■ What is required
Each line of the listing needs to be given again exactly.

■ Listed entries
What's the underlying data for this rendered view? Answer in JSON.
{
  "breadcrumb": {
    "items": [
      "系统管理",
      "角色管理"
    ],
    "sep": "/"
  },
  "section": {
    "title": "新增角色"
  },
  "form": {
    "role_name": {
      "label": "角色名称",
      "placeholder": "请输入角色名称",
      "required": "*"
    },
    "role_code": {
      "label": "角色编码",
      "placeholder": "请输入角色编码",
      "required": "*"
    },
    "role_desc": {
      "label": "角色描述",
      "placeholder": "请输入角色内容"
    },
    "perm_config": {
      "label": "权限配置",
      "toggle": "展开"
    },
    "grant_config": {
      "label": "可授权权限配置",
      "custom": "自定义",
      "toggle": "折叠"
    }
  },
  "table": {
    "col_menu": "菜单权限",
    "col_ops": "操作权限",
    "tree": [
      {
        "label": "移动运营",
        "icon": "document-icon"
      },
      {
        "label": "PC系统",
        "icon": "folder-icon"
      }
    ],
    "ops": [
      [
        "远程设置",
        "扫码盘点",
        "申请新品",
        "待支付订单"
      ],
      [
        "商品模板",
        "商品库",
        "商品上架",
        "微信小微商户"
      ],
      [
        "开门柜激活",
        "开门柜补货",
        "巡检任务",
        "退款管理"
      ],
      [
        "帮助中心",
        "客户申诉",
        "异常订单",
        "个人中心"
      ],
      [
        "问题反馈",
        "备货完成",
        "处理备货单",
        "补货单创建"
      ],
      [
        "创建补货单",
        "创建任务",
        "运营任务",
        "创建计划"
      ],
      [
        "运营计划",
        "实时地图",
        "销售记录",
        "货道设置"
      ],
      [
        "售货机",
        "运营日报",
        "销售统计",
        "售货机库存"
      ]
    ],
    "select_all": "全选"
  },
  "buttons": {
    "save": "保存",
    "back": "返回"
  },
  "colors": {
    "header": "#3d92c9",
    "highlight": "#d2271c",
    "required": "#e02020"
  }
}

■ Task output
What's the underlying data for this rendered view? Answer in JSON.
{
  "breadcrumb": {
    "items": [
      "系统管理",
      "角色管理"
    ],
    "sep": "/"
  },
  "section": {
    "title": "新增角色"
  },
  "form": {
    "role_name": {
      "label": "角色名称",
      "placeholder": "请输入角色名称",
      "required": "*"
    },
    "role_code": {
      "label": "角色编码",
      "placeholder": "请输入角色编码",
      "required": "*"
    },
    "role_desc": {
      "label": "角色描述",
      "placeholder": "请输入角色内容"
    },
    "perm_config": {
      "label": "权限配置",
      "toggle": "展开"
    },
    "grant_config": {
      "label": "可授权权限配置",
      "custom": "自定义",
      "toggle": "折叠"
    }
  },
  "table": {
    "col_menu": "菜单权限",
    "col_ops": "操作权限",
    "tree": [
      {
        "label": "移动运营",
        "icon": "document-icon"
      },
      {
        "label": "PC系统",
        "icon": "folder-icon"
      }
    ],
    "ops": [
      [
        "远程设置",
        "扫码盘点",
        "申请新品",
        "待支付订单"
      ],
      [
        "商品模板",
        "商品库",
        "商品上架",
        "微信小微商户"
      ],
      [
        "开门柜激活",
        "开门柜补货",
        "巡检任务",
        "退款管理"
      ],
      [
        "帮助中心",
        "客户申诉",
        "异常订单",
        "个人中心"
      ],
      [
        "问题反馈",
        "备货完成",
        "处理备货单",
        "补货单创建"
      ],
      [
        "创建补货单",
        "创建任务",
        "运营任务",
        "创建计划"
      ],
      [
        "运营计划",
        "实时地图",
        "销售记录",
        "货道设置"
      ],
      [
        "售货机",
        "运营日报",
        "销售统计",
        "售货机库存"
      ]
    ],
    "select_all": "全选"
  },
  "buttons": {
    "save": "保存",
    "back": "返回"
  },
  "colors": {
    "header": "#3d92c9",
    "highlight": "#d2271c",
    "required": "#e02020"
  }
}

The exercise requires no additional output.